- [Task]: Copy every line from the records below that holds the word "Ensures".

- [Data shown]:
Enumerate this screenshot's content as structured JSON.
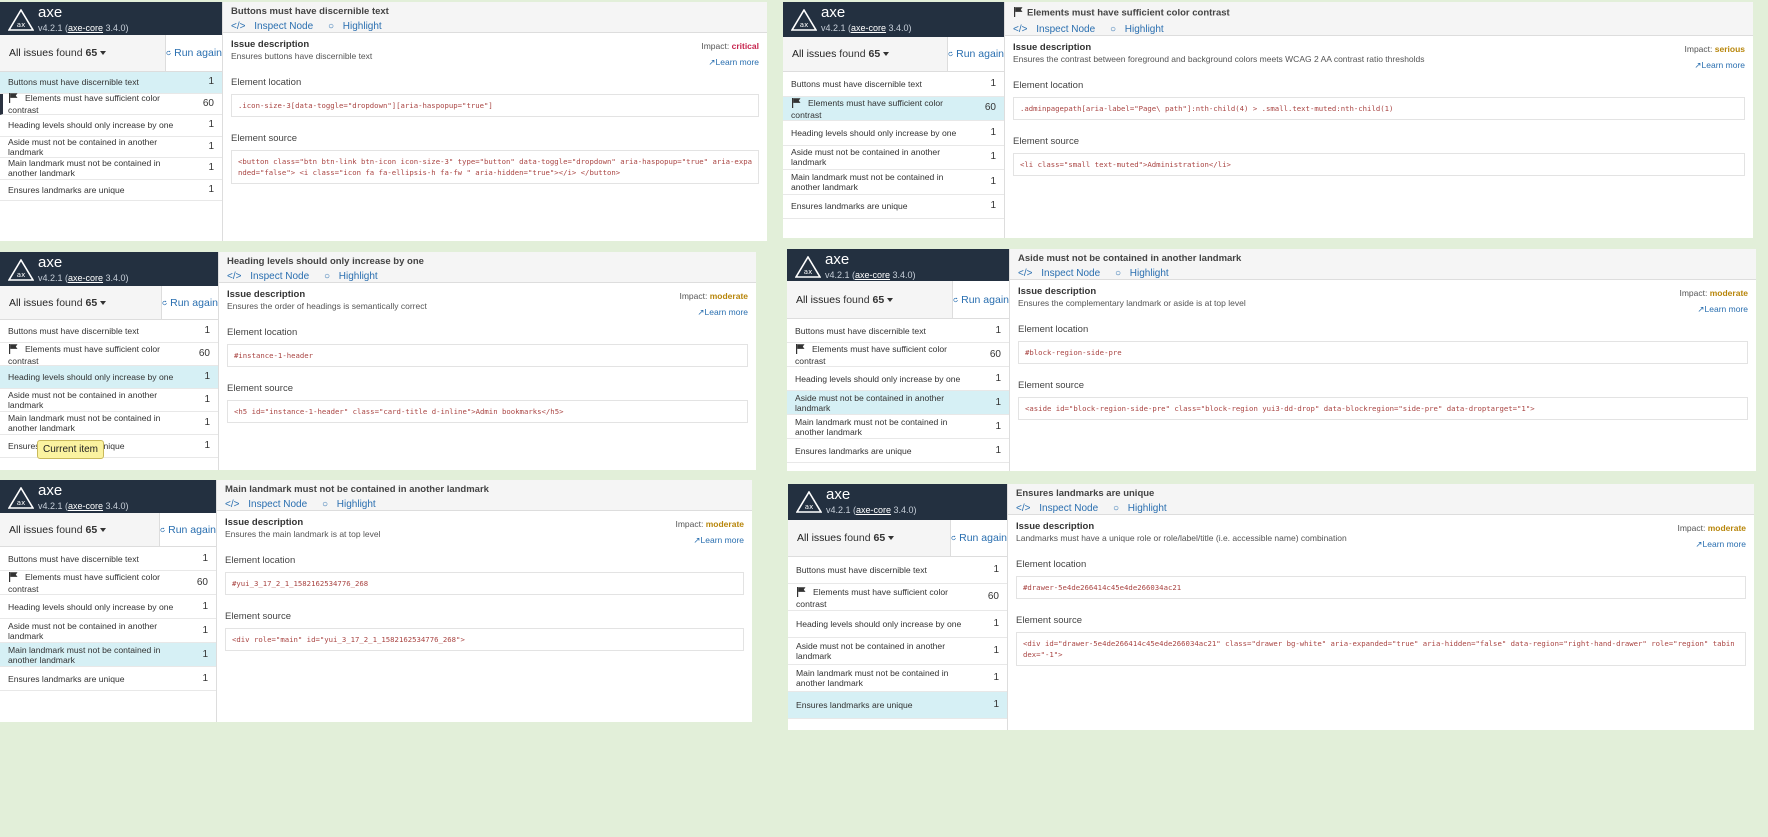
{
  "brand": {
    "name": "axe",
    "version_prefix": "v4.2.1 (",
    "core_link": "axe-core",
    "version_suffix": " 3.4.0)"
  },
  "filter": {
    "label": "All issues",
    "found_prefix": "found",
    "count": "65"
  },
  "actions": {
    "run_again": "Run again",
    "inspect_node": "Inspect Node",
    "highlight": "Highlight",
    "learn_more": "Learn more"
  },
  "labels": {
    "issue_description": "Issue description",
    "impact": "Impact:",
    "element_location": "Element location",
    "element_source": "Element source"
  },
  "issues": [
    {
      "title": "Buttons must have discernible text",
      "count": "1"
    },
    {
      "title": "Elements must have sufficient color contrast",
      "count": "60"
    },
    {
      "title": "Heading levels should only increase by one",
      "count": "1"
    },
    {
      "title": "Aside must not be contained in another landmark",
      "count": "1"
    },
    {
      "title": "Main landmark must not be contained in another landmark",
      "count": "1"
    },
    {
      "title": "Ensures landmarks are unique",
      "count": "1"
    }
  ],
  "panels": [
    {
      "title": "Buttons must have discernible text",
      "description": "Ensures buttons have discernible text",
      "impact": "critical",
      "impact_color": "#c7254e",
      "location": ".icon-size-3[data-toggle=\"dropdown\"][aria-haspopup=\"true\"]",
      "source": "<button class=\"btn btn-link btn-icon icon-size-3\" type=\"button\" data-toggle=\"dropdown\" aria-haspopup=\"true\" aria-expanded=\"false\"> <i class=\"icon fa fa-ellipsis-h fa-fw \" aria-hidden=\"true\"></i> </button>"
    },
    {
      "title": "Elements must have sufficient color contrast",
      "description": "Ensures the contrast between foreground and background colors meets WCAG 2 AA contrast ratio thresholds",
      "impact": "serious",
      "impact_color": "#b8860b",
      "location": ".adminpagepath[aria-label=\"Page\\ path\"]:nth-child(4) > .small.text-muted:nth-child(1)",
      "source": "<li class=\"small text-muted\">Administration</li>"
    },
    {
      "title": "Heading levels should only increase by one",
      "description": "Ensures the order of headings is semantically correct",
      "impact": "moderate",
      "impact_color": "#b8860b",
      "location": "#instance-1-header",
      "source": "<h5 id=\"instance-1-header\" class=\"card-title d-inline\">Admin bookmarks</h5>"
    },
    {
      "title": "Aside must not be contained in another landmark",
      "description": "Ensures the complementary landmark or aside is at top level",
      "impact": "moderate",
      "impact_color": "#b8860b",
      "location": "#block-region-side-pre",
      "source": "<aside id=\"block-region-side-pre\" class=\"block-region yui3-dd-drop\" data-blockregion=\"side-pre\" data-droptarget=\"1\">"
    },
    {
      "title": "Main landmark must not be contained in another landmark",
      "description": "Ensures the main landmark is at top level",
      "impact": "moderate",
      "impact_color": "#b8860b",
      "location": "#yui_3_17_2_1_1582162534776_268",
      "source": "<div role=\"main\" id=\"yui_3_17_2_1_1582162534776_268\">"
    },
    {
      "title": "Ensures landmarks are unique",
      "description": "Landmarks must have a unique role or role/label/title (i.e. accessible name) combination",
      "impact": "moderate",
      "impact_color": "#b8860b",
      "location": "#drawer-5e4de266414c45e4de266034ac21",
      "source": "<div id=\"drawer-5e4de266414c45e4de266034ac21\" class=\"drawer bg-white\" aria-expanded=\"true\" aria-hidden=\"false\" data-region=\"right-hand-drawer\" role=\"region\" tabindex=\"-1\">"
    }
  ],
  "tooltip": "Current item"
}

- [Exercise answer]:
      "title": "Ensures landmarks are unique",
      "description": "Ensures buttons have discernible text",
      "description": "Ensures the contrast between foreground and background colors meets WCAG 2 AA contrast ratio thresholds",
      "description": "Ensures the order of headings is semantically correct",
      "description": "Ensures the complementary landmark or aside is at top level",
      "description": "Ensures the main landmark is at top level",
      "title": "Ensures landmarks are unique",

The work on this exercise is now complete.